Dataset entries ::
⁂

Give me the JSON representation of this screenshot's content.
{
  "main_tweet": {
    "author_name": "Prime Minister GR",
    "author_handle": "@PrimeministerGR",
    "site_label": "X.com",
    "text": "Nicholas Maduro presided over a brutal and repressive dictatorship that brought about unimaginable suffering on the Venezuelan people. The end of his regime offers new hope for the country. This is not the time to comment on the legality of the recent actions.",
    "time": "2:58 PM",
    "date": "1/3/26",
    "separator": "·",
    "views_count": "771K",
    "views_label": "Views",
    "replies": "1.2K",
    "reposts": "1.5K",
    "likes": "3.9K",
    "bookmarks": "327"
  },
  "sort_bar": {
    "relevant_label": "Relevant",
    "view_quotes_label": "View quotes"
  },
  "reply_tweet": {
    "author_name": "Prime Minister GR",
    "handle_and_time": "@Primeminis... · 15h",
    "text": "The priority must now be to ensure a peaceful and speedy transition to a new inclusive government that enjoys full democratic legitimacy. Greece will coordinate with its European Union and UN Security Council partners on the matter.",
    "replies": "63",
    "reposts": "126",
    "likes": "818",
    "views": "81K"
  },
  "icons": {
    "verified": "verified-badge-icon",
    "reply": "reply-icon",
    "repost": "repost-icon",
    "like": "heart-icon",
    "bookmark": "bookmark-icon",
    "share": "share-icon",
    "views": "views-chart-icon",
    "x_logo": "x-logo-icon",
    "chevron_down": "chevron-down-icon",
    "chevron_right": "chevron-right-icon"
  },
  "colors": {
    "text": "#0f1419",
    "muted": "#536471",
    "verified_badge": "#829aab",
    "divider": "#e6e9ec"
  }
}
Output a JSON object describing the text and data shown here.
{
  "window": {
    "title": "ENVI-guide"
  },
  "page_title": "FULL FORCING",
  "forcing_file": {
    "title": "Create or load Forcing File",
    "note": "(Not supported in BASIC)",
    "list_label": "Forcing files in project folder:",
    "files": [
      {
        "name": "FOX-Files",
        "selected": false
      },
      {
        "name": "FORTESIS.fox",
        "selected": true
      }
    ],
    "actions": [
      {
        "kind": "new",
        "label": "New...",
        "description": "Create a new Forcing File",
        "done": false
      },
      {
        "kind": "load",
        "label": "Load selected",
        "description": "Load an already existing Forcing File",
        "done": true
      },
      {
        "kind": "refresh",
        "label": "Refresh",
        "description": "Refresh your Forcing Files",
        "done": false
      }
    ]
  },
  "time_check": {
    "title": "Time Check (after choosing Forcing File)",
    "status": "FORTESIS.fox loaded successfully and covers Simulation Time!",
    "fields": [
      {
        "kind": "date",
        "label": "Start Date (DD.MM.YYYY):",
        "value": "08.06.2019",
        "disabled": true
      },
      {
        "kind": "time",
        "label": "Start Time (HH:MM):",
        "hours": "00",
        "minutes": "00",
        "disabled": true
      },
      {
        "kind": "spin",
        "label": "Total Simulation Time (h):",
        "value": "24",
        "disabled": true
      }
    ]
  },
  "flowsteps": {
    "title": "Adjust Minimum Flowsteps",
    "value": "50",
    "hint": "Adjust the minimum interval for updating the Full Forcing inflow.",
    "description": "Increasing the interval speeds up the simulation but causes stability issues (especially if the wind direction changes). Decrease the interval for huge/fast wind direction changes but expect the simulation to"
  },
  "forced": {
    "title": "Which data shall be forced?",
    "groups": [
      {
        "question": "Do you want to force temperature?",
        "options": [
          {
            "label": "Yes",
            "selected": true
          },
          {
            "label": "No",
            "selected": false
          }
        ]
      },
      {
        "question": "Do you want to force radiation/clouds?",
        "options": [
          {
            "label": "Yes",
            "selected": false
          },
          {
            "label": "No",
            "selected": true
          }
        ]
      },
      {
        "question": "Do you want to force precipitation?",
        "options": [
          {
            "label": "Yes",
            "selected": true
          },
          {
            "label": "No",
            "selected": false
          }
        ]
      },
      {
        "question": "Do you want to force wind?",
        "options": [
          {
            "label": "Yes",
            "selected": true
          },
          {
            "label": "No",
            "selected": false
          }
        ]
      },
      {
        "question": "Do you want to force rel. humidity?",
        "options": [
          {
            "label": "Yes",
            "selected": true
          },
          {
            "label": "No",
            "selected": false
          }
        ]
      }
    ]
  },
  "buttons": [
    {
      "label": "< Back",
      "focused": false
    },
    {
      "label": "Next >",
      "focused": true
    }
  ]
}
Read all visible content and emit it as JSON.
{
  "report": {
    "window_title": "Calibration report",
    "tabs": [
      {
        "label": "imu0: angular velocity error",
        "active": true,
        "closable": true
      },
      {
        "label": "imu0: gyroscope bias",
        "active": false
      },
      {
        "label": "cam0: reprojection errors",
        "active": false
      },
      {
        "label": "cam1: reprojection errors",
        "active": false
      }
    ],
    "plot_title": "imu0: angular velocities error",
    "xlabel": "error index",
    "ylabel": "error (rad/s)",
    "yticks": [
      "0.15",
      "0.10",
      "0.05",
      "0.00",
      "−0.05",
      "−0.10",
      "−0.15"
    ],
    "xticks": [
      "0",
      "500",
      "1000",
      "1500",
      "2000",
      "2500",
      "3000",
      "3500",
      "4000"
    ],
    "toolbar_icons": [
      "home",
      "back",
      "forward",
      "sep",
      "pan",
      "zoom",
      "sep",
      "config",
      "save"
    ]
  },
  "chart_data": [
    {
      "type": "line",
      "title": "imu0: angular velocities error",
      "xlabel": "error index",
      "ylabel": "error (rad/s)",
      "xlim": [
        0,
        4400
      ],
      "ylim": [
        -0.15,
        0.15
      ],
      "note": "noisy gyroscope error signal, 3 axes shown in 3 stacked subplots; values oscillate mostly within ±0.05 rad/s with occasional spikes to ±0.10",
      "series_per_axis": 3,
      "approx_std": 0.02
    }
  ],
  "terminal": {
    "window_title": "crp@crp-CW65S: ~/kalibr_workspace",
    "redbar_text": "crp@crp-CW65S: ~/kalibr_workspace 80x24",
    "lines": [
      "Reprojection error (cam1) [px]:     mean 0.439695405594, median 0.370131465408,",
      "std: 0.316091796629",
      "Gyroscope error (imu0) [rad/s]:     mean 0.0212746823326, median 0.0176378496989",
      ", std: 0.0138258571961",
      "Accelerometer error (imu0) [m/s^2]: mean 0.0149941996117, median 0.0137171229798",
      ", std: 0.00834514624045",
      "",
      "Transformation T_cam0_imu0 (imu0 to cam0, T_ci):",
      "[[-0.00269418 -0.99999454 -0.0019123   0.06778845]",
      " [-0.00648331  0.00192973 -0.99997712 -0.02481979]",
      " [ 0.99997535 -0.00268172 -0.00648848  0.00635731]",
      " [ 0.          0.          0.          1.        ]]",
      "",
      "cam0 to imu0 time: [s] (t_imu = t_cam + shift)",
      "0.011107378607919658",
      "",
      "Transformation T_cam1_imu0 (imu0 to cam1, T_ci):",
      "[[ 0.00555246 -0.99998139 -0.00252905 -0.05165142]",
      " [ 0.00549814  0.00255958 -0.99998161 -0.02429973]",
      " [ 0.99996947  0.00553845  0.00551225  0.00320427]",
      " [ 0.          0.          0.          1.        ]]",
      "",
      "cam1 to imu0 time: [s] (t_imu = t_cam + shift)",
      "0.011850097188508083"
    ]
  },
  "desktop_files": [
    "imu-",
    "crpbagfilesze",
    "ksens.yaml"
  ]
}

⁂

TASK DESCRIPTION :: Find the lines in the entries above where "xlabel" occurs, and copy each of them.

RESULT OF THIS TASK ::
    "xlabel": "error index",
      "xlabel": "error index",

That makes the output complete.